“Why should we have quotas? I think if I am capable enough, I will be recognised. Quotas always oblige you – you fill up roles without checking whether someone is capable or not. And sometimes you will end up having the wrong people around you – what’s the point? I think that’s not healthy. It doesn’t add value – that’s my opinion.”
What are the main challenges that working women in this region face?
“The most important challenge is timing for women. When we started working in the 1970s and 1980s, I think it was a bit easier. For instance, when I worked in the Ministry of Education, I used to be at home by 2:00pm in the afternoon. So I was able to look after my children. Now it is a bit difficult for women. However, most of our big entities such as Dubai Ports and Dubai Water and Electricity Authority have their own nurseries so that women can check on their babies despite long working hours.”
You have been a businesswoman for several years now. How did you manage to achieve the ever-elusive work-life balance – were you ever tempted to leave the business and focus only on your family?
“I find it hard to maintain my work-life balance. It’s still challenging because when you give so much into working, you forget yourself. There are so many things to compromise on. For instance, in my case I feel why shouldn’t I have my morning coffee or afternoon tea with my friends? I’m invited to these events but I can’t attend.
“If you are willing to sacrifice these things, you can move along. This is how I moved along. Everybody has to do it – it all depends on how you want to run your life. I work because I love to work, it’s not because I’m obliged to do so. Sometimes I even feel bored during the weekends.
“But in terms of my family, I always find time for them. I don’t neglect them. And if I ever have to choose between my family and my work, I will always choose my family. That’s one thing I’m very clear about.”
You have several responsibilities and manage various organisations. Can you take us through your typical day?
“I start from my house at 8:00am in the morning and I end almost by 7:00pm in the evening. So it’s a full day whether here at Easa Al Gurg Group or any of the other organisations. Starting early is a habit I learned from my days at the Ministry of Education because I had to be at the school before the day started. Everyday goes through a different pattern. I think in business there is always something new. That’s what makes it interesting for me.”

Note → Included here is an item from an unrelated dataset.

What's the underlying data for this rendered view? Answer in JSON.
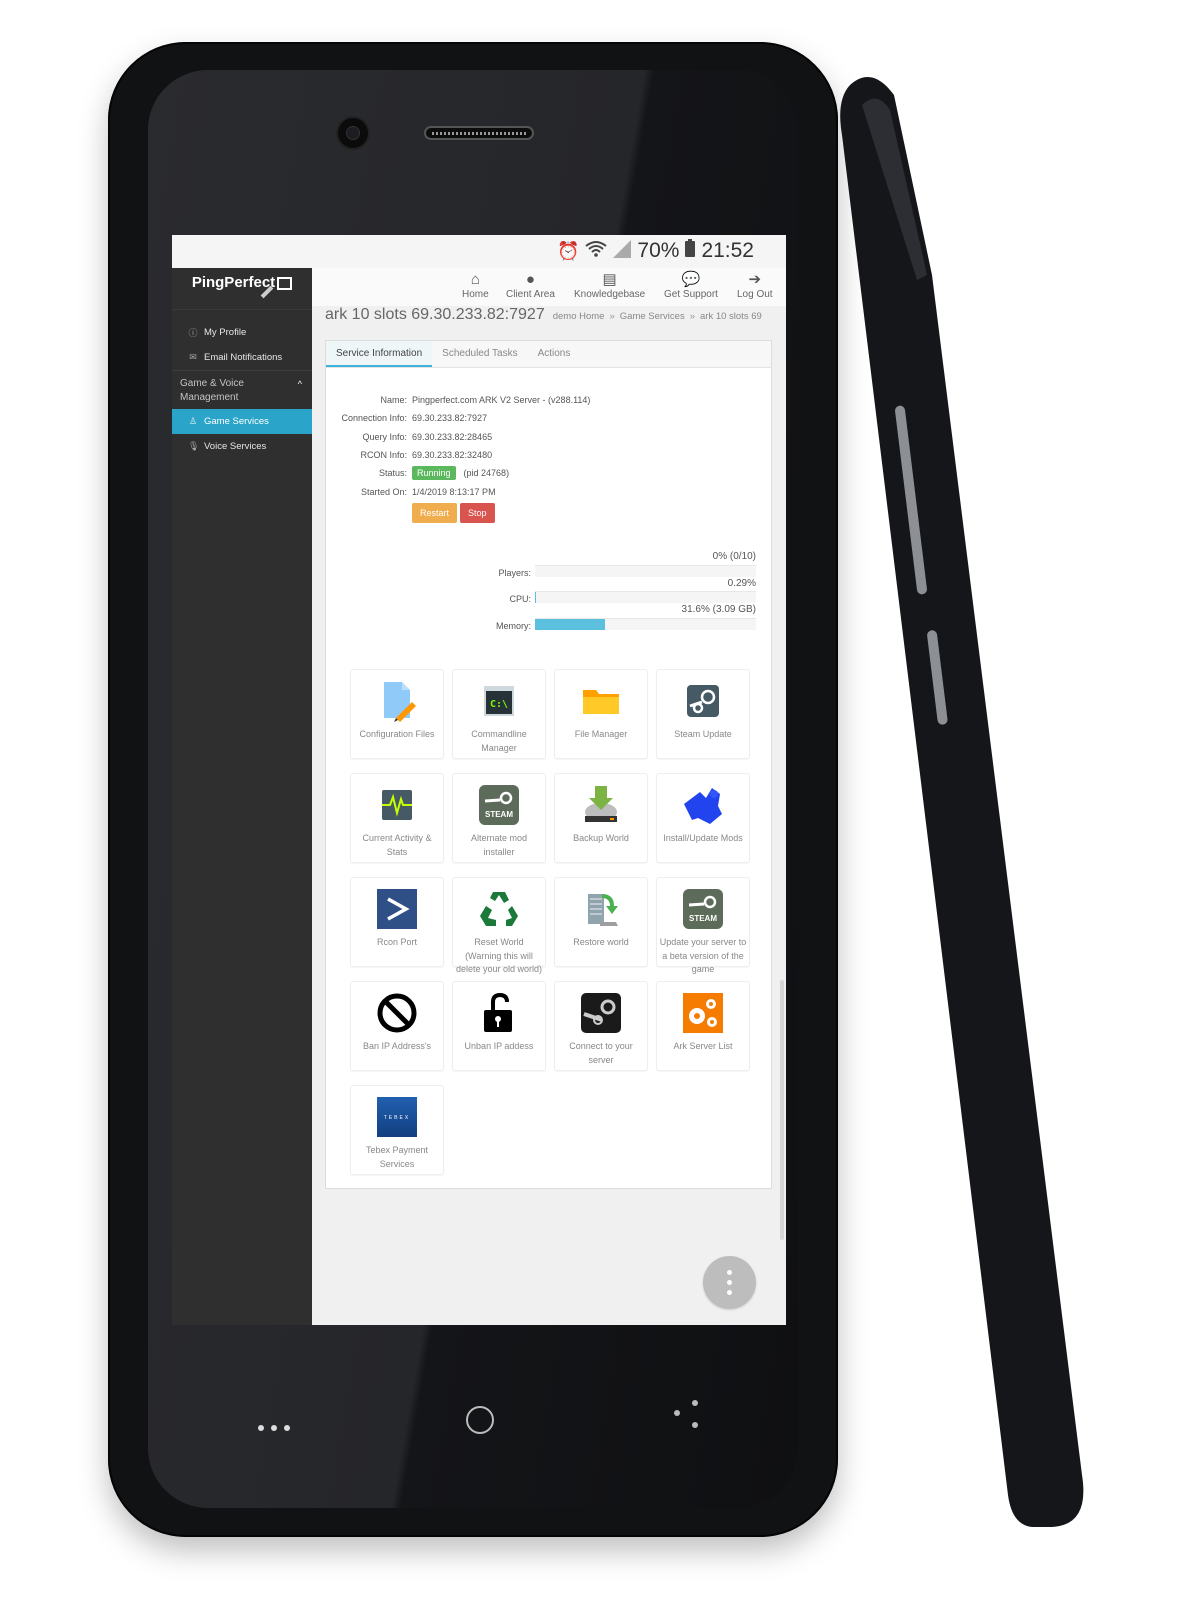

And what are your favourite leisure activities that you pursue when you have time for yourself ?
“I sit and read all the notes that I have written through all the years because I collect them. I don’t throw them out. I enjoy looking through the books and seeing what I managed to achieve. I also read different kinds of books – I love leadership books but I’m happy to read anything that comes into my hands.”
Lastly, what do you believe is your biggest achievement?
“It is the blessings I have from God for all these hats I wear and for such a lovely family.”